Fishing Electrical Wire Through Walls
Run electrical cable through walls and across ceilings without tearing them apart by fishing wire
Check the Whole Wall Cavity With a Stud Finder
If you don’t have a stud finder, here’s how to find a stud without a stud finder.
The Tools You Need
Get more tips for fishing wire and cable through a finished wall in this video:
Push Through More Than You Need
Hook on to a Flex Bit
Fishing Wire Through the Holes for Recessed Lights
Protect Drywall With a Mud Ring
Install Conduit Inside Cabinets
Invest In a Bumper Ball
Wires aren't supposed to be installed any closer than 1-1/4 in. from a penetrable surface (the outside of the drywall). That means you shouldn't be drilling holes right next to the drywall.
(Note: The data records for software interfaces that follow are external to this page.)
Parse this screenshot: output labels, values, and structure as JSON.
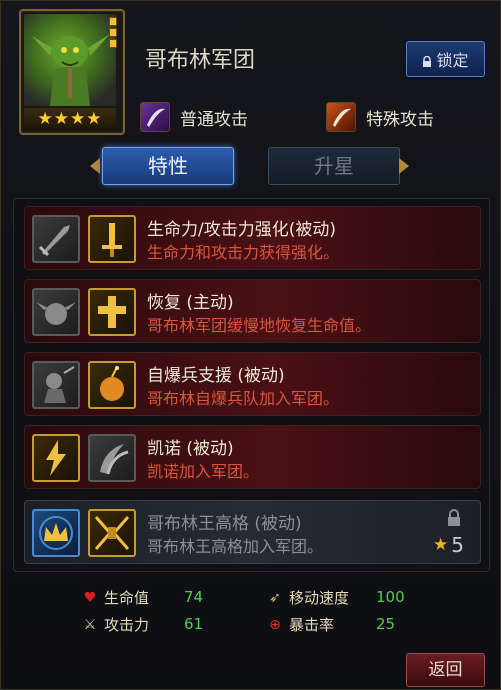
{
  "unit": {
    "name": "哥布林军团",
    "stars": "★★★★",
    "level_bars": 3
  },
  "header": {
    "lock_label": "锁定"
  },
  "attack_types": [
    {
      "label": "普通攻击",
      "icon": "normal-attack-icon"
    },
    {
      "label": "特殊攻击",
      "icon": "special-attack-icon"
    }
  ],
  "tabs": {
    "traits": "特性",
    "star_up": "升星"
  },
  "skills": [
    {
      "name": "生命力/攻击力强化(被动)",
      "desc": "生命力和攻击力获得强化。",
      "icon_a": "sword-icon",
      "icon_b": "golden-sword-icon"
    },
    {
      "name": "恢复 (主动)",
      "desc": "哥布林军团缓慢地恢复生命值。",
      "icon_a": "goblin-face-icon",
      "icon_b": "holy-cross-icon"
    },
    {
      "name": "自爆兵支援 (被动)",
      "desc": "哥布林自爆兵队加入军团。",
      "icon_a": "goblin-bomber-icon",
      "icon_b": "bomb-icon"
    },
    {
      "name": "凯诺 (被动)",
      "desc": "凯诺加入军团。",
      "icon_a": "lightning-icon",
      "icon_b": "claw-icon"
    },
    {
      "name": "哥布林王高格 (被动)",
      "desc": "哥布林王高格加入军团。",
      "icon_a": "crown-icon",
      "icon_b": "goblin-king-icon",
      "locked": true,
      "required_stars": "5"
    }
  ],
  "stats": [
    {
      "label": "生命值",
      "value": "74",
      "icon": "heart-icon"
    },
    {
      "label": "攻击力",
      "value": "61",
      "icon": "sword-stat-icon"
    },
    {
      "label": "移动速度",
      "value": "100",
      "icon": "boot-icon"
    },
    {
      "label": "暴击率",
      "value": "25",
      "icon": "crosshair-icon"
    }
  ],
  "footer": {
    "back_label": "返回"
  },
  "colors": {
    "skill_desc": "#d9563a",
    "stat_value": "#4fd04f",
    "star": "#ffcc33"
  }
}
But it's not always easy to control where a flex bit goes. A Bumper Ball flexible drill bit guide installed on the end of your flex bit will help maintain the proper space between the bit and the outside of the wall cavity. You can buy a set of two at electrical suppliers or at licensedelectrician.com.
Hold on Tight
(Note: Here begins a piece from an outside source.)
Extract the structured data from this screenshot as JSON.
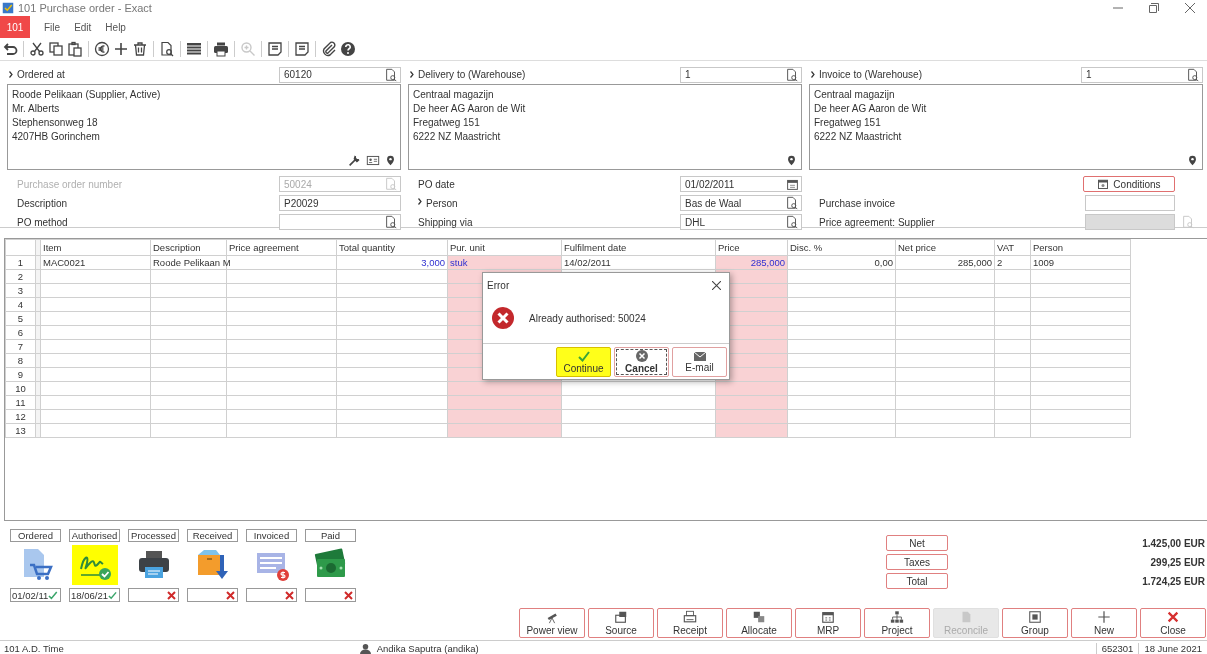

Get a Better View With an Inspection Camera
You know your wire is in there somewhere, but you just can't seem to find it. It's probably hung up on another wire or pipe, but guessing isn't going to solve the problem. Instead, shine a flashlight onto an inspection mirror to find out exactly what's going on. This is a simple, inexpensive tip that can save you a lot of time and frustration. Pick up an inspection mirror at an auto parts store for less than $10. Or bump it up a notch and pay a few more bucks for a mirror with small built-in lights, so you can see exactly what's going on.
Don’t fret if you’ve come up short with your wire. The video below will give you tips on how to fix a short wire situation.
Don't Spin the Bit In Insulation
Keep Low-Voltage Wires Away From Electrical Cables
It's really tempting to fish low-voltage wires (like coax and Cat-5e) through existing holes occupied by electrical cables, but don't do it! Even though cables are insulated, the high-voltage current can interfere with the signal in the low-voltage wires. This could result in bad TV reception or unreliable phone and Internet service. Drill a new hole, and keep the new low-voltage wire several inches away from electrical cables. It's OK to run low-voltage wires perpendicular to cables, and it's also OK to run low-voltage wires next to electrical wires that are encased in conduit or metal sheathing.
Buy Extra Wire
Have plenty of extra wire or cable on hand, because it's not likely that you'll be able to fish a wire in a straight line from Point A to Point B. There's also the possibility that your wire might get hung up on something, and you'd have to abandon it and start over.
Identify Roughed-In Wires
If you're installing more than one wire, save yourself a lot of headaches by identifying the wires as you install them. It's a lot harder to figure out which wires go where when they're covered with drywall. The electricians we talked to use a “code” for marking wires, and so can you. Develop a system and write it down. You don't want to have to guess after you've gone through all the trouble of running the wires all around the house.